The ambiguity and associative resonance of this complex word offers itself as a tenuous and ropey bridge. One which manages, I think, to cathect a desire to repair or re-establish a more equable relation between humans and whales, and an awareness of the systemic violence the pictures emblematise.

Writing this has really helped me clarify that, as a vegan and a reader (my pronouns, I think), my practices of reading and looking are geared towards making human-on-animal violence less debilitating, without doing violence to the work in question. I believe that a positive shift in our relations with other animals is possible through a shift in our thinking. And that that change involves all the resources of human thought; aesthetic, or poetic thinking, as much as philosophical argument, or cultural critique.

 

  1. Edward Lear, The Complete Nonsense and Other Verse, ed. Vivien Noakes (London: Penguin, 2001), 101.

  2. Robert Hamilton, The Natural History of the Ordinary Cetacea or Whales, with Memoir of Lacépède (1837; London: No publisher given, 1861), 37.

  3. Henry Dewhurst, The Natural History of the Order Cetacea and the Oceanic Inhabitants of the Arctic Regions: Illustrated with Numerous Lithographic and Wood Engravings (London: Dewhurst, 1834), 13.

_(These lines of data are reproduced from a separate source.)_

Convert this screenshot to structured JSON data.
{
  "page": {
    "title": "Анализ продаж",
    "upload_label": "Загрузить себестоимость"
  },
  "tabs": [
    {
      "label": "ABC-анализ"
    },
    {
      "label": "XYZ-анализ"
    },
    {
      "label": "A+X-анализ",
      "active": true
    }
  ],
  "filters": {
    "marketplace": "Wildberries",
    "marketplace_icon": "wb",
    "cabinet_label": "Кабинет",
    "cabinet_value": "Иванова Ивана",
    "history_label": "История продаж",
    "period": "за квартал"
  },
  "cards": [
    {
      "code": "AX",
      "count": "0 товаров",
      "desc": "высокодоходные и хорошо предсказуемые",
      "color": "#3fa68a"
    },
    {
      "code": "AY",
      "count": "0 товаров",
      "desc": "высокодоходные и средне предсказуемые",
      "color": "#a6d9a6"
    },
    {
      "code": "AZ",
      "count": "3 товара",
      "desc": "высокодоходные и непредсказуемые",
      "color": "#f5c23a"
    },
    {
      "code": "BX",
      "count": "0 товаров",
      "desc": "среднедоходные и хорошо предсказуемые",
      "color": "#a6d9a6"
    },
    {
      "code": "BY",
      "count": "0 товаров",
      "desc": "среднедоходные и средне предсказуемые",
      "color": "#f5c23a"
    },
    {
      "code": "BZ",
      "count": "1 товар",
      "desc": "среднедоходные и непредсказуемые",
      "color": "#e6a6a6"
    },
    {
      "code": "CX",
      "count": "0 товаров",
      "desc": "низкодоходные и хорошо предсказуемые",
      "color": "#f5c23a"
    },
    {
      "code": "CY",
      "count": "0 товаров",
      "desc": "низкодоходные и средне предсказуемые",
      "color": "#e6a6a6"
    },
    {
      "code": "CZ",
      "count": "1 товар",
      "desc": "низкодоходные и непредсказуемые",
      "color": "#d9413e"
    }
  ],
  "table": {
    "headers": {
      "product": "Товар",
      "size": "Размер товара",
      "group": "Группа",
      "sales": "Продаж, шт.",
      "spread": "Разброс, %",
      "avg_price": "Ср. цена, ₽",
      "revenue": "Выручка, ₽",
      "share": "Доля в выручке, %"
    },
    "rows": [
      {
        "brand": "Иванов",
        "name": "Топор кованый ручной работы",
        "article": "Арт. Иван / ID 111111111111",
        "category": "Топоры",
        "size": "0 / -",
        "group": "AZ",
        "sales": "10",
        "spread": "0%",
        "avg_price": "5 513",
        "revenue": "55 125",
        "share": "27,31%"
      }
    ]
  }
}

  4. William Paley, Natural Theology (1802; Oxford: Oxford University Press, 2006), 211.

  5. Mary Ann Browne, ‘The Song of the Elements’, in Andrew Ashfield, ed., Romantic Women Poets 1788-1848 (Manchester: Manchester University Press, 1998), II: 167.

  6. Tennyson: A Selected Edition, ed. Christopher Ricks (Abingdon, 2007 [1969]), p. 484.

  7. Mary Shelley, Frankenstein, Or the Modern Prometheus, ed. Maurice Hindle (1818; London: Penguin, 2003 [1818]), 41.

  8. Hamilton, Natural History, 42.

  9. John Richardson and John Edward Gray, eds. The Zoology of The Voyage of the H.M.S. Erebus and Terror (London: no publisher given, 1844-45), viii.

  10. Anon., review of Thomas Beale, The Natural History of the Sperm Whale, The Gentleman’s Magazine (March 1839), 289.